### ACTIVITY
Report how many lines in the records below hold "Event", with no other output.

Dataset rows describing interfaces
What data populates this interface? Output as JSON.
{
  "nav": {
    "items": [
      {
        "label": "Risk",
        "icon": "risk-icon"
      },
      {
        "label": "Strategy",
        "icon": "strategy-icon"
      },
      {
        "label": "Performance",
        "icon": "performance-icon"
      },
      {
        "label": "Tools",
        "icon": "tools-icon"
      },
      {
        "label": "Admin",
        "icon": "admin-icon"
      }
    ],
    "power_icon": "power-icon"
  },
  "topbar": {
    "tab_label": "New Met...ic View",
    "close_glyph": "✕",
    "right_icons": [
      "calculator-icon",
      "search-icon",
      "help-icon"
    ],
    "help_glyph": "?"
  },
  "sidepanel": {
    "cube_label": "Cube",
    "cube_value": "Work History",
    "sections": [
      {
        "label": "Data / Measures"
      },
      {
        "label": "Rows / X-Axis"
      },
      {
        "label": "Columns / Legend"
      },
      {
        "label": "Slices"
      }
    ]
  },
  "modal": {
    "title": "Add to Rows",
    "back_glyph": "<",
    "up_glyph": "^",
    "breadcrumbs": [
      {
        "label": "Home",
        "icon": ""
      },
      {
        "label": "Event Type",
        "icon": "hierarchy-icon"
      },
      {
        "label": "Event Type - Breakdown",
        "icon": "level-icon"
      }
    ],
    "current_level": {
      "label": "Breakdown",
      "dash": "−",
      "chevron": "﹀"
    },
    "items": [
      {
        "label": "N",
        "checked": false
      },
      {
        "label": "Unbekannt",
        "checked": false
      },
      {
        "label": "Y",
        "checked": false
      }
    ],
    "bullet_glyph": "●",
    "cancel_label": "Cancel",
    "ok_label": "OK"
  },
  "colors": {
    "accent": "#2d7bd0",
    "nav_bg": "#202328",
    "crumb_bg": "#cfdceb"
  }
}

### WRITTEN RESPONSE
2